> Aim of the exercise
Your task is to return the data below, word for word.

> Material for the task
"""
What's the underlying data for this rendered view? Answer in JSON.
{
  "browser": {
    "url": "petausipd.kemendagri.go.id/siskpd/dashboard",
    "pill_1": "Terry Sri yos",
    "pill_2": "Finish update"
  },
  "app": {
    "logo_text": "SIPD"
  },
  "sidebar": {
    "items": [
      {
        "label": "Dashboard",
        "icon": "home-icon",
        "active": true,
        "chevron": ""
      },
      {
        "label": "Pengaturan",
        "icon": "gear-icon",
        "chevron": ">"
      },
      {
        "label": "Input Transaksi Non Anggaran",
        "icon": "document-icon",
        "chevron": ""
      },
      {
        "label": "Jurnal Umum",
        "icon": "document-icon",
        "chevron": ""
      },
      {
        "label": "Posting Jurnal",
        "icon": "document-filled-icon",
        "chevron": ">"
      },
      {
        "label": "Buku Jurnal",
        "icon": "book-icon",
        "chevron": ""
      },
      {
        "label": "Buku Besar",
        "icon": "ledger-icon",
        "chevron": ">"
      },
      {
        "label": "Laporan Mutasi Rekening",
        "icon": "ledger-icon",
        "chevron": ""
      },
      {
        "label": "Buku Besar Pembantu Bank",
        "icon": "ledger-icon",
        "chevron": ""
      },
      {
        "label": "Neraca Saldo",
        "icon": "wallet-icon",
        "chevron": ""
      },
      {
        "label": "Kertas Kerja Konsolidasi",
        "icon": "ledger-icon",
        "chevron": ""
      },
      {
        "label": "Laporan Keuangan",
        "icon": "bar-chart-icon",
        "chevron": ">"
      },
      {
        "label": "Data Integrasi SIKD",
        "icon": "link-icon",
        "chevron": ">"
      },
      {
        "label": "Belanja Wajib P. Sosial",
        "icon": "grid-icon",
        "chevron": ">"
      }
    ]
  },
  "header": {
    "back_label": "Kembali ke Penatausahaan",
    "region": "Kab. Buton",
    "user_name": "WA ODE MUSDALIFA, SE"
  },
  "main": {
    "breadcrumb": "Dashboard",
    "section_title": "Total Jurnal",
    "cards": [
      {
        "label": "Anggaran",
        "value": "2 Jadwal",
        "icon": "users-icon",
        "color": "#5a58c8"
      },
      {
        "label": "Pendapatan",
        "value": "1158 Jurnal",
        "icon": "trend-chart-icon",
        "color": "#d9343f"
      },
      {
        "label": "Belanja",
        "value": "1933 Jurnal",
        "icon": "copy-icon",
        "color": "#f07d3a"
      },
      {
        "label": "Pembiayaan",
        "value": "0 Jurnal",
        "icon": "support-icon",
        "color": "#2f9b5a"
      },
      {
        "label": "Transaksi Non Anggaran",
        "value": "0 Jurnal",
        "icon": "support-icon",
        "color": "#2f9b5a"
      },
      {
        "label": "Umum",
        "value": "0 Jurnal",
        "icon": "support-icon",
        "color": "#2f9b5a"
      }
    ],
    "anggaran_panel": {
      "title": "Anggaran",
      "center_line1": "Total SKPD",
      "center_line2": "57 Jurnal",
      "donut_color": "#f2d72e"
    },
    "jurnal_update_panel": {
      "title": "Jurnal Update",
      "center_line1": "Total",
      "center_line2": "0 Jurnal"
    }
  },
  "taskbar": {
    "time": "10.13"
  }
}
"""
> Answer for the task
What's the underlying data for this rendered view? Answer in JSON.
{
  "browser": {
    "url": "petausipd.kemendagri.go.id/siskpd/dashboard",
    "pill_1": "Terry Sri yos",
    "pill_2": "Finish update"
  },
  "app": {
    "logo_text": "SIPD"
  },
  "sidebar": {
    "items": [
      {
        "label": "Dashboard",
        "icon": "home-icon",
        "active": true,
        "chevron": ""
      },
      {
        "label": "Pengaturan",
        "icon": "gear-icon",
        "chevron": ">"
      },
      {
        "label": "Input Transaksi Non Anggaran",
        "icon": "document-icon",
        "chevron": ""
      },
      {
        "label": "Jurnal Umum",
        "icon": "document-icon",
        "chevron": ""
      },
      {
        "label": "Posting Jurnal",
        "icon": "document-filled-icon",
        "chevron": ">"
      },
      {
        "label": "Buku Jurnal",
        "icon": "book-icon",
        "chevron": ""
      },
      {
        "label": "Buku Besar",
        "icon": "ledger-icon",
        "chevron": ">"
      },
      {
        "label": "Laporan Mutasi Rekening",
        "icon": "ledger-icon",
        "chevron": ""
      },
      {
        "label": "Buku Besar Pembantu Bank",
        "icon": "ledger-icon",
        "chevron": ""
      },
      {
        "label": "Neraca Saldo",
        "icon": "wallet-icon",
        "chevron": ""
      },
      {
        "label": "Kertas Kerja Konsolidasi",
        "icon": "ledger-icon",
        "chevron": ""
      },
      {
        "label": "Laporan Keuangan",
        "icon": "bar-chart-icon",
        "chevron": ">"
      },
      {
        "label": "Data Integrasi SIKD",
        "icon": "link-icon",
        "chevron": ">"
      },
      {
        "label": "Belanja Wajib P. Sosial",
        "icon": "grid-icon",
        "chevron": ">"
      }
    ]
  },
  "header": {
    "back_label": "Kembali ke Penatausahaan",
    "region": "Kab. Buton",
    "user_name": "WA ODE MUSDALIFA, SE"
  },
  "main": {
    "breadcrumb": "Dashboard",
    "section_title": "Total Jurnal",
    "cards": [
      {
        "label": "Anggaran",
        "value": "2 Jadwal",
        "icon": "users-icon",
        "color": "#5a58c8"
      },
      {
        "label": "Pendapatan",
        "value": "1158 Jurnal",
        "icon": "trend-chart-icon",
        "color": "#d9343f"
      },
      {
        "label": "Belanja",
        "value": "1933 Jurnal",
        "icon": "copy-icon",
        "color": "#f07d3a"
      },
      {
        "label": "Pembiayaan",
        "value": "0 Jurnal",
        "icon": "support-icon",
        "color": "#2f9b5a"
      },
      {
        "label": "Transaksi Non Anggaran",
        "value": "0 Jurnal",
        "icon": "support-icon",
        "color": "#2f9b5a"
      },
      {
        "label": "Umum",
        "value": "0 Jurnal",
        "icon": "support-icon",
        "color": "#2f9b5a"
      }
    ],
    "anggaran_panel": {
      "title": "Anggaran",
      "center_line1": "Total SKPD",
      "center_line2": "57 Jurnal",
      "donut_color": "#f2d72e"
    },
    "jurnal_update_panel": {
      "title": "Jurnal Update",
      "center_line1": "Total",
      "center_line2": "0 Jurnal"
    }
  },
  "taskbar": {
    "time": "10.13"
  }
}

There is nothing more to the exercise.